“Among the detainees are massive numbers of people held in remand detention who have not yet been referred to trial,” the statement from Abd El Fattah’s family said. “We do not know their exact number because you and those who work under your authority have not, to my knowledge, released any numbers. It is certain, however, that there are thousands, and perhaps tens of thousands of them, including my son, who has been detained for six months, and many others who have been held for up to two years and longer. All of these people are your personal responsibility, for the decisions to hold them are issued by the Public Prosecution pursuant to its authority under law. The detention orders may be based on investigations by Interior Ministry personnel or may at times, as it is rumored, be subject to the whims of those conventionally called ‘sovereign agencies,’ or perhaps the political leadership, God only knows. I am not talking here about justice, for at this critical juncture, this argument is useless. I am talking about a health catastrophe that it is within your power to avoid, or at least mitigate.”

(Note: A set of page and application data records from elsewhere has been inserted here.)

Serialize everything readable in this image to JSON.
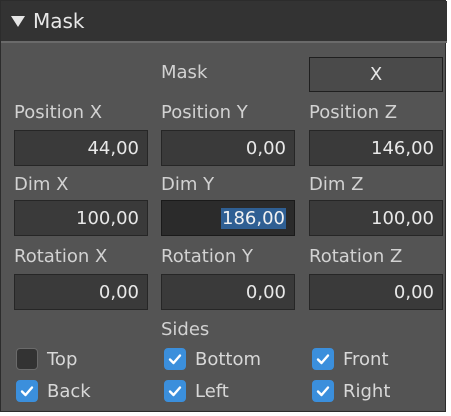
{
  "section": {
    "title": "Mask",
    "expanded": true
  },
  "mask": {
    "label": "Mask",
    "button_label": "X"
  },
  "position": {
    "x_label": "Position X",
    "y_label": "Position Y",
    "z_label": "Position Z",
    "x": "44,00",
    "y": "0,00",
    "z": "146,00"
  },
  "dim": {
    "x_label": "Dim X",
    "y_label": "Dim Y",
    "z_label": "Dim Z",
    "x": "100,00",
    "y": "186,00",
    "z": "100,00"
  },
  "rotation": {
    "x_label": "Rotation X",
    "y_label": "Rotation Y",
    "z_label": "Rotation Z",
    "x": "0,00",
    "y": "0,00",
    "z": "0,00"
  },
  "sides": {
    "label": "Sides",
    "top": {
      "label": "Top",
      "checked": false
    },
    "bottom": {
      "label": "Bottom",
      "checked": true
    },
    "front": {
      "label": "Front",
      "checked": true
    },
    "back": {
      "label": "Back",
      "checked": true
    },
    "left": {
      "label": "Left",
      "checked": true
    },
    "right": {
      "label": "Right",
      "checked": true
    }
  },
  "colors": {
    "panel_bg": "#545454",
    "header_bg": "#333333",
    "field_bg": "#3a3a3a",
    "checkbox_on": "#3b8fdc",
    "selection": "#2f5f93"
  },
  "icons": {
    "collapse": "triangle-down-icon",
    "check": "checkmark-icon"
  }
}
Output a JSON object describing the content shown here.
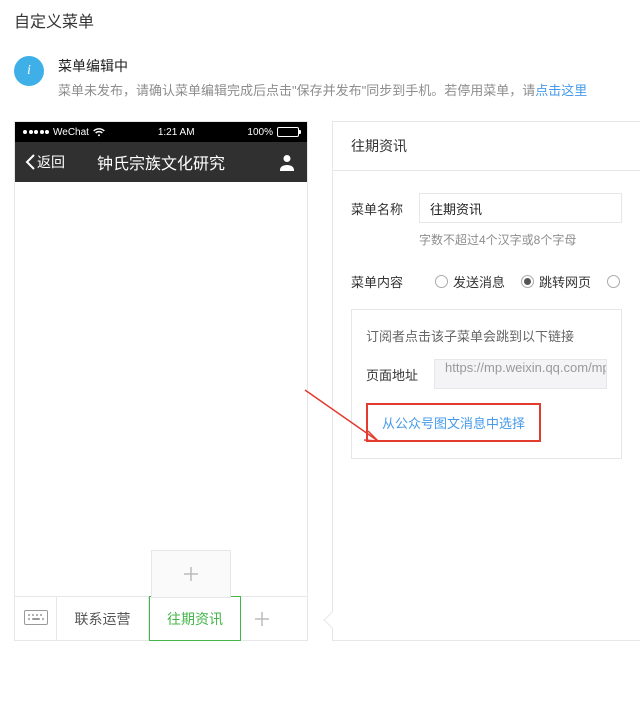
{
  "page_title": "自定义菜单",
  "info": {
    "title": "菜单编辑中",
    "desc_prefix": "菜单未发布，请确认菜单编辑完成后点击\"保存并发布\"同步到手机。若停用菜单，请",
    "link_text": "点击这里"
  },
  "phone": {
    "carrier": "WeChat",
    "time": "1:21 AM",
    "battery": "100%",
    "back": "返回",
    "title": "钟氏宗族文化研究",
    "menus": [
      "联系运营",
      "往期资讯"
    ],
    "active_index": 1
  },
  "panel": {
    "header": "往期资讯",
    "name_label": "菜单名称",
    "name_value": "往期资讯",
    "name_hint": "字数不超过4个汉字或8个字母",
    "content_label": "菜单内容",
    "options": [
      "发送消息",
      "跳转网页"
    ],
    "content_selected": 1,
    "link_desc": "订阅者点击该子菜单会跳到以下链接",
    "url_label": "页面地址",
    "url_value": "https://mp.weixin.qq.com/mp",
    "select_link": "从公众号图文消息中选择"
  }
}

According to his son, Abouel Fotouh’s lawyers also urged the public prosecutor to release him and many other prisoners in light of the global health crisis.

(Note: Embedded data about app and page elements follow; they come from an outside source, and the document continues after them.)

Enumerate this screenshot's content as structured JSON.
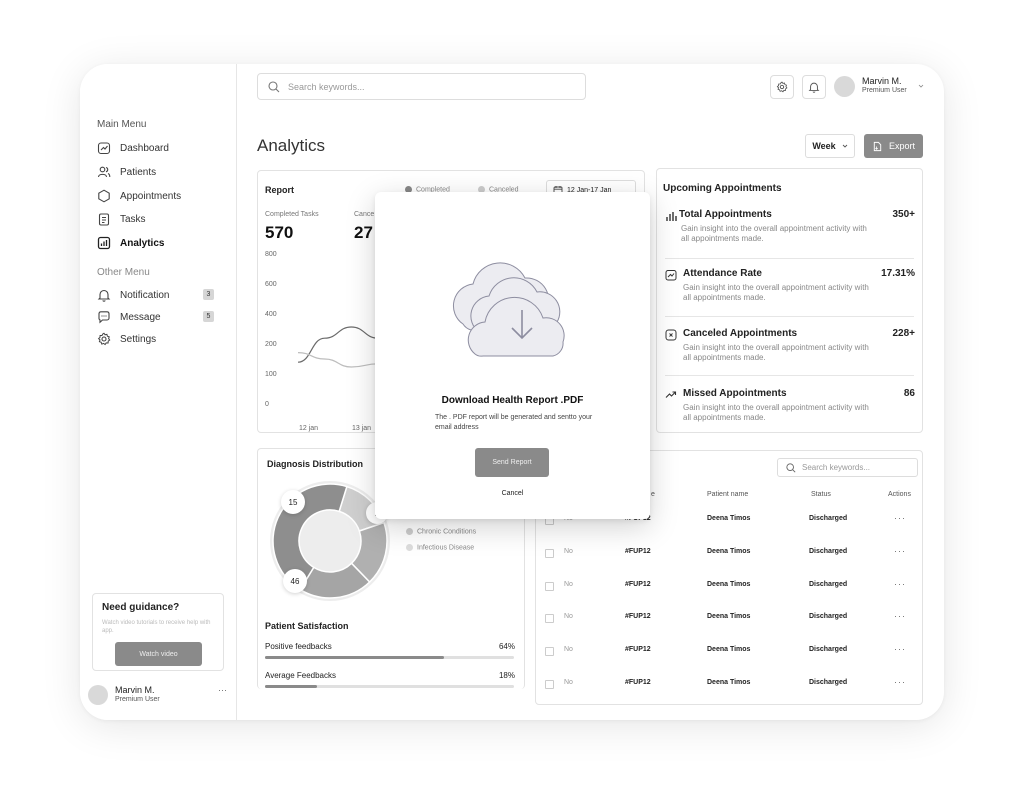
{
  "header": {
    "search_placeholder": "Search keywords...",
    "user_name": "Marvin M.",
    "user_role": "Premium User"
  },
  "sidebar": {
    "main_menu_title": "Main Menu",
    "main_items": [
      {
        "label": "Dashboard",
        "icon": "dashboard-icon"
      },
      {
        "label": "Patients",
        "icon": "users-icon"
      },
      {
        "label": "Appointments",
        "icon": "hexagon-icon"
      },
      {
        "label": "Tasks",
        "icon": "clipboard-icon"
      },
      {
        "label": "Analytics",
        "icon": "analytics-icon",
        "active": true
      }
    ],
    "other_menu_title": "Other Menu",
    "other_items": [
      {
        "label": "Notification",
        "badge": "3",
        "icon": "bell-icon"
      },
      {
        "label": "Message",
        "badge": "5",
        "icon": "message-icon"
      },
      {
        "label": "Settings",
        "icon": "gear-icon"
      }
    ],
    "guidance": {
      "title": "Need guidance?",
      "text": "Watch video tutorials to receive help with app.",
      "button": "Watch video"
    },
    "user_name": "Marvin M.",
    "user_role": "Premium User"
  },
  "page": {
    "title": "Analytics",
    "period": "Week",
    "export_label": "Export"
  },
  "report": {
    "title": "Report",
    "legend_completed": "Completed",
    "legend_canceled": "Canceled",
    "date_range": "12 Jan-17 Jan",
    "completed_label": "Completed Tasks",
    "completed_value": "570",
    "canceled_label": "Cance",
    "canceled_value": "27"
  },
  "chart_data": {
    "type": "line",
    "y_ticks": [
      "800",
      "600",
      "400",
      "200",
      "100",
      "0"
    ],
    "x_ticks": [
      "12 jan",
      "13 jan"
    ],
    "ylim": [
      0,
      800
    ],
    "series": [
      {
        "name": "Completed",
        "values": [
          180,
          330,
          400,
          330
        ]
      },
      {
        "name": "Canceled",
        "values": [
          240,
          200,
          150,
          170
        ]
      }
    ],
    "colors": {
      "completed": "#6a6a6a",
      "canceled": "#bdbdbd"
    }
  },
  "upcoming": {
    "title": "Upcoming Appointments",
    "items": [
      {
        "title": "Total Appointments",
        "value": "350+",
        "desc": "Gain insight into the overall appointment activity with all appointments made."
      },
      {
        "title": "Attendance Rate",
        "value": "17.31%",
        "desc": "Gain insight into the overall appointment activity with all appointments made."
      },
      {
        "title": "Canceled Appointments",
        "value": "228+",
        "desc": "Gain insight into the overall appointment activity with all appointments made."
      },
      {
        "title": "Missed Appointments",
        "value": "86",
        "desc": "Gain insight into the overall appointment activity with all appointments made."
      }
    ]
  },
  "diagnosis": {
    "title": "Diagnosis Distribution",
    "segments": [
      {
        "label": "15",
        "value": 15,
        "color": "#cfcfcf"
      },
      {
        "label": "2",
        "value": 18,
        "color": "#b0b0b0"
      },
      {
        "label": "",
        "value": 21,
        "color": "#a5a5a5"
      },
      {
        "label": "46",
        "value": 46,
        "color": "#8e8e8e"
      }
    ],
    "legend": [
      "Chronic Conditions",
      "Infectious Disease"
    ]
  },
  "satisfaction": {
    "title": "Patient Satisfaction",
    "rows": [
      {
        "label": "Positive feedbacks",
        "value": "64%",
        "fill": 0.72
      },
      {
        "label": "Average Feedbacks",
        "value": "18%",
        "fill": 0.21
      }
    ]
  },
  "table": {
    "search_placeholder": "Search keywords...",
    "headers": [
      "e",
      "Patient name",
      "Status",
      "Actions"
    ],
    "rows": [
      {
        "no": "No",
        "id": "#FUP12",
        "name": "Deena Timos",
        "status": "Discharged"
      },
      {
        "no": "No",
        "id": "#FUP12",
        "name": "Deena Timos",
        "status": "Discharged"
      },
      {
        "no": "No",
        "id": "#FUP12",
        "name": "Deena Timos",
        "status": "Discharged"
      },
      {
        "no": "No",
        "id": "#FUP12",
        "name": "Deena Timos",
        "status": "Discharged"
      },
      {
        "no": "No",
        "id": "#FUP12",
        "name": "Deena Timos",
        "status": "Discharged"
      },
      {
        "no": "No",
        "id": "#FUP12",
        "name": "Deena Timos",
        "status": "Discharged"
      }
    ]
  },
  "modal": {
    "title": "Download Health Report .PDF",
    "text": "The . PDF report will be generated and sentto your email address",
    "send_label": "Send Report",
    "cancel_label": "Cancel"
  }
}
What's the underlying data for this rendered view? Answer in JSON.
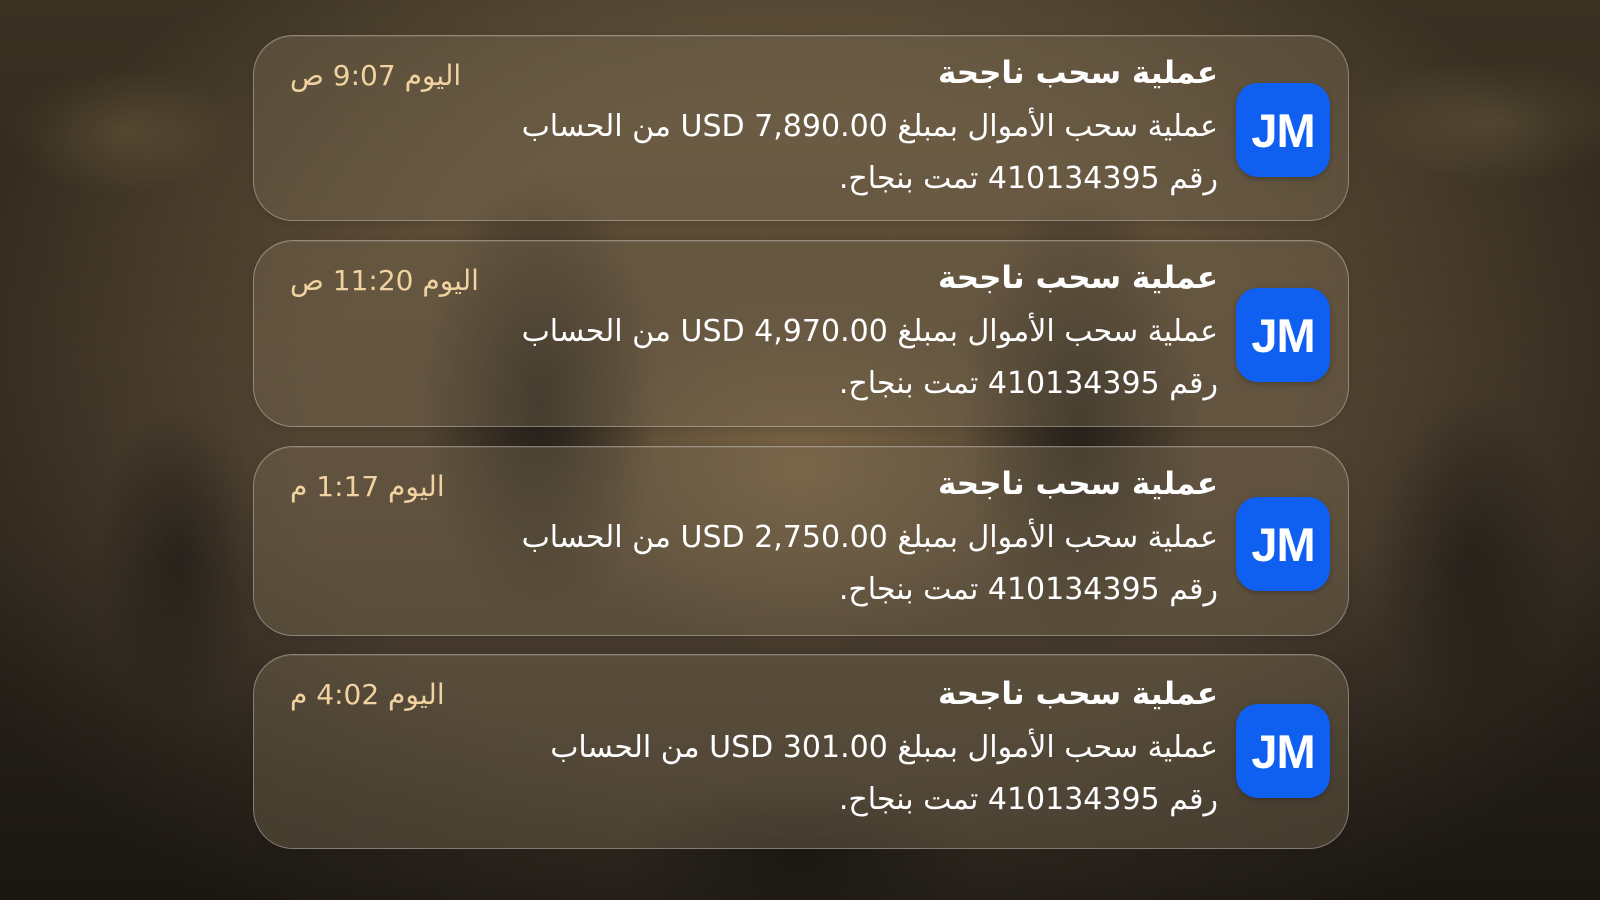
{
  "notifications": [
    {
      "app_icon_text": "JM",
      "title": "عملية سحب ناجحة",
      "day": "اليوم",
      "time": "9:07",
      "period": "ص",
      "body_prefix": "عملية سحب الأموال بمبلغ",
      "amount": "USD 7,890.00",
      "body_suffix": "من الحساب",
      "account_prefix": "رقم",
      "account_number": "410134395",
      "status_text": "تمت بنجاح."
    },
    {
      "app_icon_text": "JM",
      "title": "عملية سحب ناجحة",
      "day": "اليوم",
      "time": "11:20",
      "period": "ص",
      "body_prefix": "عملية سحب الأموال بمبلغ",
      "amount": "USD 4,970.00",
      "body_suffix": "من الحساب",
      "account_prefix": "رقم",
      "account_number": "410134395",
      "status_text": "تمت بنجاح."
    },
    {
      "app_icon_text": "JM",
      "title": "عملية سحب ناجحة",
      "day": "اليوم",
      "time": "1:17",
      "period": "م",
      "body_prefix": "عملية سحب الأموال بمبلغ",
      "amount": "USD 2,750.00",
      "body_suffix": "من الحساب",
      "account_prefix": "رقم",
      "account_number": "410134395",
      "status_text": "تمت بنجاح."
    },
    {
      "app_icon_text": "JM",
      "title": "عملية سحب ناجحة",
      "day": "اليوم",
      "time": "4:02",
      "period": "م",
      "body_prefix": "عملية سحب الأموال بمبلغ",
      "amount": "USD 301.00",
      "body_suffix": "من الحساب",
      "account_prefix": "رقم",
      "account_number": "410134395",
      "status_text": "تمت بنجاح."
    }
  ],
  "colors": {
    "app_icon_background": "#0f5ff0",
    "time_text": "#f0d3a0",
    "primary_text": "#ffffff"
  }
}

“We hope releases are granted as part of the government’s proactive decisions, even if they are only temporary or have preventive measures attached to them,” says Hozaifa, his son.
“The best strategy to deal with epidemics is prevention and limiting the spread so that the health care system can handle the burden. Prisoners have been released because of coronavirus in many places in the world.” He added that the current situation is exceptional and is divorced from any political differences. “The virus will not distinguish between a political dissident and a police officer or a judge,” he says. “This requires releasing not only political prisoners but also the most vulnerable groups, like the elderly and sick.”
As part of its containment efforts against the COVID-19 pandemic, the Iranian authorities released 85,000 inmates, including political prisoners, while local authorities in a number of US counties in Ohio and California have also decided to release some prisoners and minimize new arrests.
“Right now we’re looking at a black hole that is swallowing the entire prison system,” Seif concluded.